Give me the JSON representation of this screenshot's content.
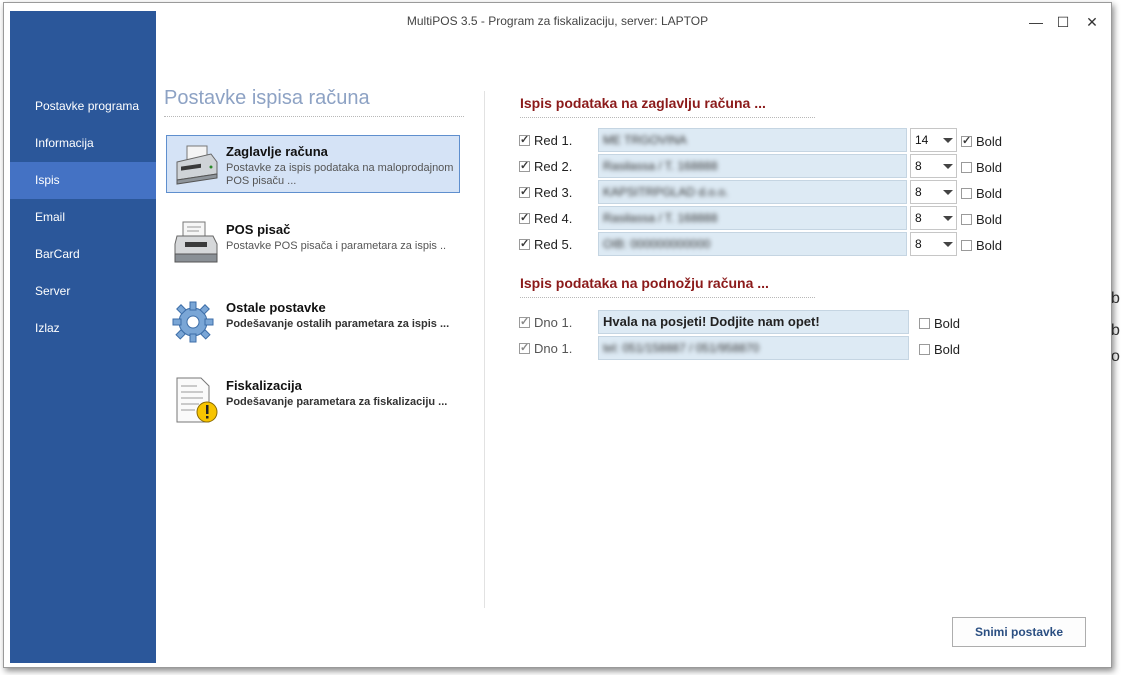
{
  "window": {
    "title": "MultiPOS 3.5 - Program za fiskalizaciju, server: LAPTOP",
    "minimize": "—",
    "maximize": "☐",
    "close": "✕"
  },
  "sidebar": {
    "items": [
      {
        "label": "Postavke programa",
        "active": false
      },
      {
        "label": "Informacija",
        "active": false
      },
      {
        "label": "Ispis",
        "active": true
      },
      {
        "label": "Email",
        "active": false
      },
      {
        "label": "BarCard",
        "active": false
      },
      {
        "label": "Server",
        "active": false
      },
      {
        "label": "Izlaz",
        "active": false
      }
    ]
  },
  "main": {
    "title": "Postavke ispisa računa",
    "cards": [
      {
        "title": "Zaglavlje računa",
        "desc": "Postavke za ispis podataka na maloprodajnom POS pisaču ...",
        "icon": "printer-icon",
        "selected": true
      },
      {
        "title": "POS pisač",
        "desc": "Postavke POS pisača i parametara za ispis ..",
        "icon": "pos-printer-icon",
        "selected": false
      },
      {
        "title": "Ostale postavke",
        "desc": "Podešavanje ostalih parametara za ispis ...",
        "icon": "gear-icon",
        "selected": false
      },
      {
        "title": "Fiskalizacija",
        "desc": "Podešavanje parametara za fiskalizaciju ...",
        "icon": "document-warning-icon",
        "selected": false
      }
    ]
  },
  "header_section": {
    "title": "Ispis podataka na zaglavlju računa ...",
    "bold_label": "Bold",
    "rows": [
      {
        "label": "Red 1.",
        "checked": true,
        "value": "ME TRGOVINA",
        "size": "14",
        "bold": true
      },
      {
        "label": "Red 2.",
        "checked": true,
        "value": "Rasilassa / T. 168888",
        "size": "8",
        "bold": false
      },
      {
        "label": "Red 3.",
        "checked": true,
        "value": "KAPSITRPGLAD d.o.o.",
        "size": "8",
        "bold": false
      },
      {
        "label": "Red 4.",
        "checked": true,
        "value": "Rasilassa / T. 168888",
        "size": "8",
        "bold": false
      },
      {
        "label": "Red 5.",
        "checked": true,
        "value": "OIB: 000000000000",
        "size": "8",
        "bold": false
      }
    ]
  },
  "footer_section": {
    "title": "Ispis podataka na podnožju računa ...",
    "bold_label": "Bold",
    "rows": [
      {
        "label": "Dno 1.",
        "checked": true,
        "value": "Hvala na posjeti! Dodjite nam opet!",
        "bold": false,
        "blurred": false
      },
      {
        "label": "Dno 1.",
        "checked": true,
        "value": "tel: 051/158887 / 051/958870",
        "bold": false,
        "blurred": true
      }
    ]
  },
  "buttons": {
    "save": "Snimi postavke"
  }
}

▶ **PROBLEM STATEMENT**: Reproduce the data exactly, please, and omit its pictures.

▶ **EXPECTED ANSWER**:
Give me the JSON representation of this screenshot's content.
{
  "window": {
    "title": "MultiPOS 3.5 - Program za fiskalizaciju, server: LAPTOP",
    "minimize": "—",
    "maximize": "☐",
    "close": "✕"
  },
  "sidebar": {
    "items": [
      {
        "label": "Postavke programa",
        "active": false
      },
      {
        "label": "Informacija",
        "active": false
      },
      {
        "label": "Ispis",
        "active": true
      },
      {
        "label": "Email",
        "active": false
      },
      {
        "label": "BarCard",
        "active": false
      },
      {
        "label": "Server",
        "active": false
      },
      {
        "label": "Izlaz",
        "active": false
      }
    ]
  },
  "main": {
    "title": "Postavke ispisa računa",
    "cards": [
      {
        "title": "Zaglavlje računa",
        "desc": "Postavke za ispis podataka na maloprodajnom POS pisaču ...",
        "icon": "printer-icon",
        "selected": true
      },
      {
        "title": "POS pisač",
        "desc": "Postavke POS pisača i parametara za ispis ..",
        "icon": "pos-printer-icon",
        "selected": false
      },
      {
        "title": "Ostale postavke",
        "desc": "Podešavanje ostalih parametara za ispis ...",
        "icon": "gear-icon",
        "selected": false
      },
      {
        "title": "Fiskalizacija",
        "desc": "Podešavanje parametara za fiskalizaciju ...",
        "icon": "document-warning-icon",
        "selected": false
      }
    ]
  },
  "header_section": {
    "title": "Ispis podataka na zaglavlju računa ...",
    "bold_label": "Bold",
    "rows": [
      {
        "label": "Red 1.",
        "checked": true,
        "value": "ME TRGOVINA",
        "size": "14",
        "bold": true
      },
      {
        "label": "Red 2.",
        "checked": true,
        "value": "Rasilassa / T. 168888",
        "size": "8",
        "bold": false
      },
      {
        "label": "Red 3.",
        "checked": true,
        "value": "KAPSITRPGLAD d.o.o.",
        "size": "8",
        "bold": false
      },
      {
        "label": "Red 4.",
        "checked": true,
        "value": "Rasilassa / T. 168888",
        "size": "8",
        "bold": false
      },
      {
        "label": "Red 5.",
        "checked": true,
        "value": "OIB: 000000000000",
        "size": "8",
        "bold": false
      }
    ]
  },
  "footer_section": {
    "title": "Ispis podataka na podnožju računa ...",
    "bold_label": "Bold",
    "rows": [
      {
        "label": "Dno 1.",
        "checked": true,
        "value": "Hvala na posjeti! Dodjite nam opet!",
        "bold": false,
        "blurred": false
      },
      {
        "label": "Dno 1.",
        "checked": true,
        "value": "tel: 051/158887 / 051/958870",
        "bold": false,
        "blurred": true
      }
    ]
  },
  "buttons": {
    "save": "Snimi postavke"
  }
}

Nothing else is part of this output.